[EXERCISE PROMPT] Your reply must be the number of lines in the entries that hold the word "JSON", and nothing else.

[RECORDS SHOWN]

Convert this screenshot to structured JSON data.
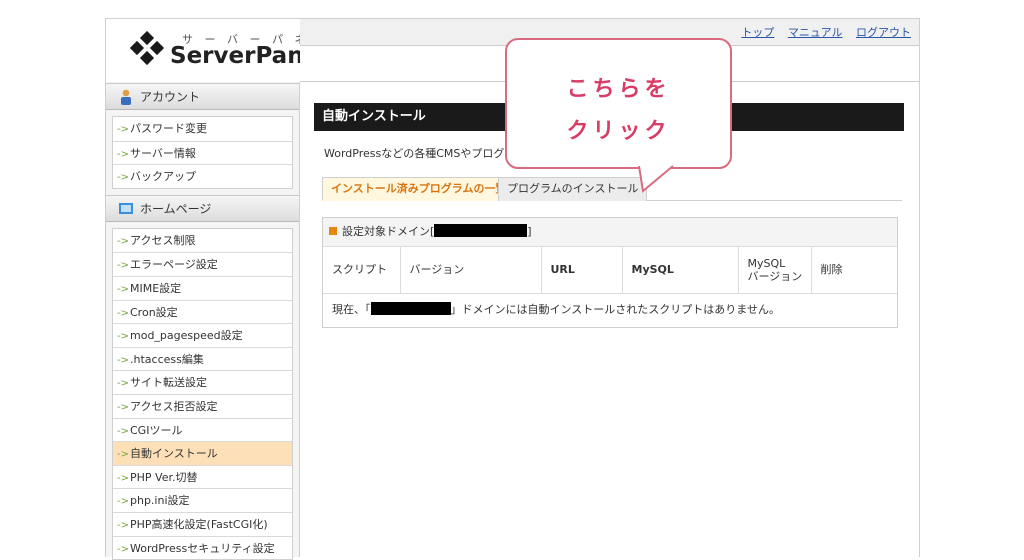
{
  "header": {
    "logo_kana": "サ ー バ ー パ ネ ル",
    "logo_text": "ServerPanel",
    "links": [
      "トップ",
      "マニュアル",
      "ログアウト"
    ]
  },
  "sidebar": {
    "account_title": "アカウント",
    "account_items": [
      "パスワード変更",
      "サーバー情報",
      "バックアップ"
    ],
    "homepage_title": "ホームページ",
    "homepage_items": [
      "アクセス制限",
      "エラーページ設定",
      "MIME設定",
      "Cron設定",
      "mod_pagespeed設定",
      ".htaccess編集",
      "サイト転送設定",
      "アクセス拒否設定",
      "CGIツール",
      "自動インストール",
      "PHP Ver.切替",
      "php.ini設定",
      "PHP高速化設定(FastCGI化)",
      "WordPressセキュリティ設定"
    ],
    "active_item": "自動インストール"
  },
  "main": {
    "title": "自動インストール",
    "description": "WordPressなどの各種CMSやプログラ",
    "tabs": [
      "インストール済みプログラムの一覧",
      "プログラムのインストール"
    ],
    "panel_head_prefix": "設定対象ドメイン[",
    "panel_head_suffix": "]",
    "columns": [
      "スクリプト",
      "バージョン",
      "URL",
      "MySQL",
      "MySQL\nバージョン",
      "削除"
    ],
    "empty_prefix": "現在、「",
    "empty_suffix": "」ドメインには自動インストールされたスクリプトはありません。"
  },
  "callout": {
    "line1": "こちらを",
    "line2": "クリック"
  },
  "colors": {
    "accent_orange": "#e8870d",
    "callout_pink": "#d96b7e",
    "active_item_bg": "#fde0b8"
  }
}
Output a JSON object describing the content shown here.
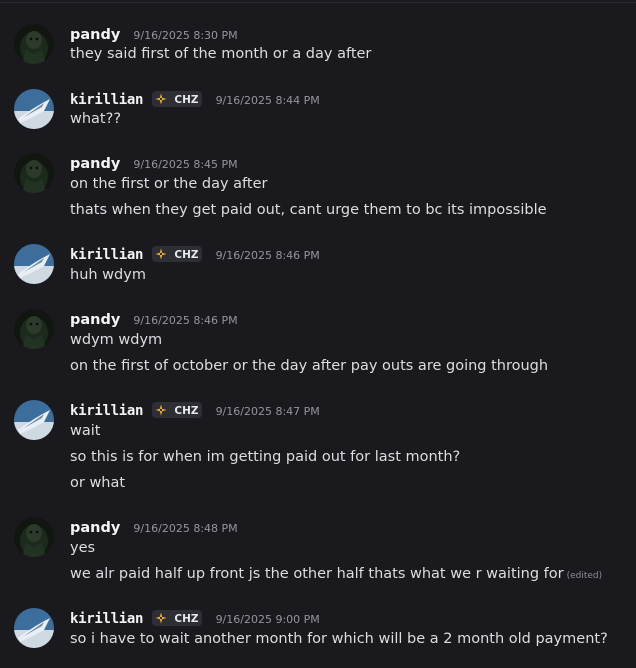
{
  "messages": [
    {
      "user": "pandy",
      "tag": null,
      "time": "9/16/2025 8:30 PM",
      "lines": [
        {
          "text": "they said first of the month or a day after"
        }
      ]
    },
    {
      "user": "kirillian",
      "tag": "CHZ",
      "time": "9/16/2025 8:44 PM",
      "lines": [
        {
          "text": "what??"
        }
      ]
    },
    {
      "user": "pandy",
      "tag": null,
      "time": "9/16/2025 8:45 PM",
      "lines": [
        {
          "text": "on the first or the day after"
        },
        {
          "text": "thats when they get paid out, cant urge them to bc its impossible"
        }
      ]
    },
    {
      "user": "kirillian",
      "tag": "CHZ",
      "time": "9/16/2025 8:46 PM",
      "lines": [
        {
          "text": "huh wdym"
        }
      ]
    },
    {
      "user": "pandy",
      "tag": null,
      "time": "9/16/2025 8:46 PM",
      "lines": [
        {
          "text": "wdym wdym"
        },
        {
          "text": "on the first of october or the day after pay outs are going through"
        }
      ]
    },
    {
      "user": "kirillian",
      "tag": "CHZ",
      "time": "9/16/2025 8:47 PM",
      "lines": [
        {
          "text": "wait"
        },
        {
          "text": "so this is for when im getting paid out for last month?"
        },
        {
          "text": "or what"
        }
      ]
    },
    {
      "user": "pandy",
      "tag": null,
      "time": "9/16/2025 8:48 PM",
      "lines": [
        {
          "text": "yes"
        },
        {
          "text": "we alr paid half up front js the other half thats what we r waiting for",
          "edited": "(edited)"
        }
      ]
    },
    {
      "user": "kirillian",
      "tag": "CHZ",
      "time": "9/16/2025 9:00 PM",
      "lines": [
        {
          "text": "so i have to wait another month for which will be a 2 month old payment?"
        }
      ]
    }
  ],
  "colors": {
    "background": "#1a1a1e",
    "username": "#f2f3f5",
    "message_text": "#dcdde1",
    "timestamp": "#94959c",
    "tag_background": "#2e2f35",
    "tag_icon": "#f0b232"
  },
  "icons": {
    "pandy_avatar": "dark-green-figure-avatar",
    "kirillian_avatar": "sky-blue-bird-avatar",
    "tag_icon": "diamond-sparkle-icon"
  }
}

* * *

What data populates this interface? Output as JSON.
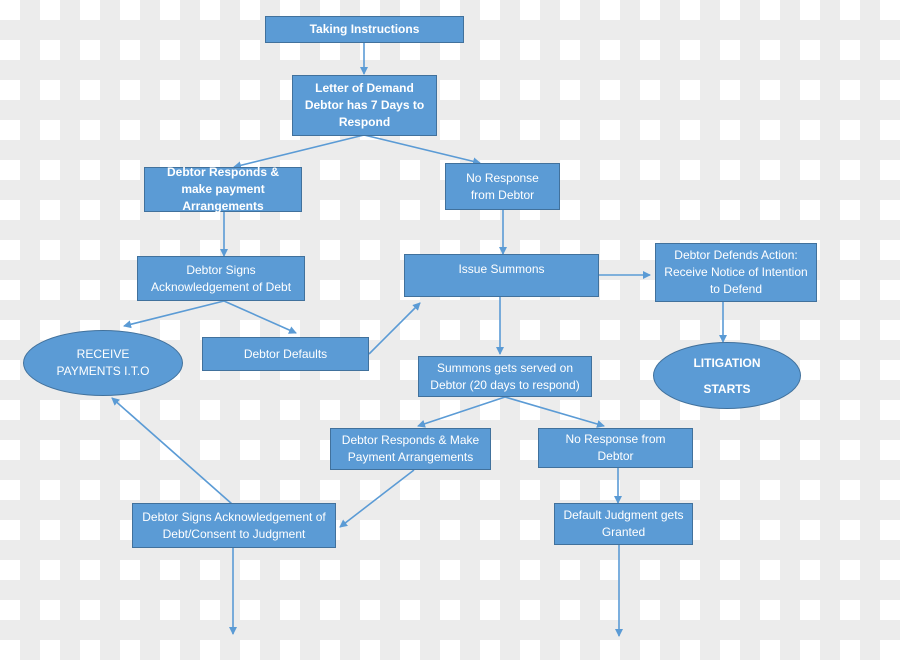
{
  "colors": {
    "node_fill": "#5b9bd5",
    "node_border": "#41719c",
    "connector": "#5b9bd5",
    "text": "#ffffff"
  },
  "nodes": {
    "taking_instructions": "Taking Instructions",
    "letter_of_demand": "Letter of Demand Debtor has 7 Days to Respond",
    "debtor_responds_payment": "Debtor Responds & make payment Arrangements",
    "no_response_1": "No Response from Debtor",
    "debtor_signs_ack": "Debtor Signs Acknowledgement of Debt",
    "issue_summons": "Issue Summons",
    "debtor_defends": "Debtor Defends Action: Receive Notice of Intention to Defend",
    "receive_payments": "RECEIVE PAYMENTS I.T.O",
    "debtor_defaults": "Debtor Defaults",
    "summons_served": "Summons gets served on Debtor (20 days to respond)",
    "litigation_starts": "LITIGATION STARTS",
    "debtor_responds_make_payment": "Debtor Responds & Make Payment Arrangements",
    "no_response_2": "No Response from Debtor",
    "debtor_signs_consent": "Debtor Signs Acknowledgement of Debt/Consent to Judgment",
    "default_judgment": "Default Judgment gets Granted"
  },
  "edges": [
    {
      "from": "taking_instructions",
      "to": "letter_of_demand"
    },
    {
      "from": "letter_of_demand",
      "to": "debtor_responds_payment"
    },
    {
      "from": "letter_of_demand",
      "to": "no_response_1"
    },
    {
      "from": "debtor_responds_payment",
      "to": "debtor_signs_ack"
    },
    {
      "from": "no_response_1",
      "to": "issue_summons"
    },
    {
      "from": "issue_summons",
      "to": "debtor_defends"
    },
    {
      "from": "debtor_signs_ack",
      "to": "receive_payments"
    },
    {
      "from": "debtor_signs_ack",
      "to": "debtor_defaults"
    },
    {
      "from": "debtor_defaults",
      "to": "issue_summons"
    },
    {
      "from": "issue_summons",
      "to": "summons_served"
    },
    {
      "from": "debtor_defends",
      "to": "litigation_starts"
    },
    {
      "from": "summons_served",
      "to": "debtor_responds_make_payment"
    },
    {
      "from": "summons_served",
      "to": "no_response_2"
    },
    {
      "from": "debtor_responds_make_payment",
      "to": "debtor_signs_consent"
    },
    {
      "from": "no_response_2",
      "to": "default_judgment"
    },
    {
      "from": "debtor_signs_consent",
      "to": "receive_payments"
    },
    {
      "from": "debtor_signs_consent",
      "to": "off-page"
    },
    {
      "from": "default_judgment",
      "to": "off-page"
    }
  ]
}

[RESPONSE AREA] 3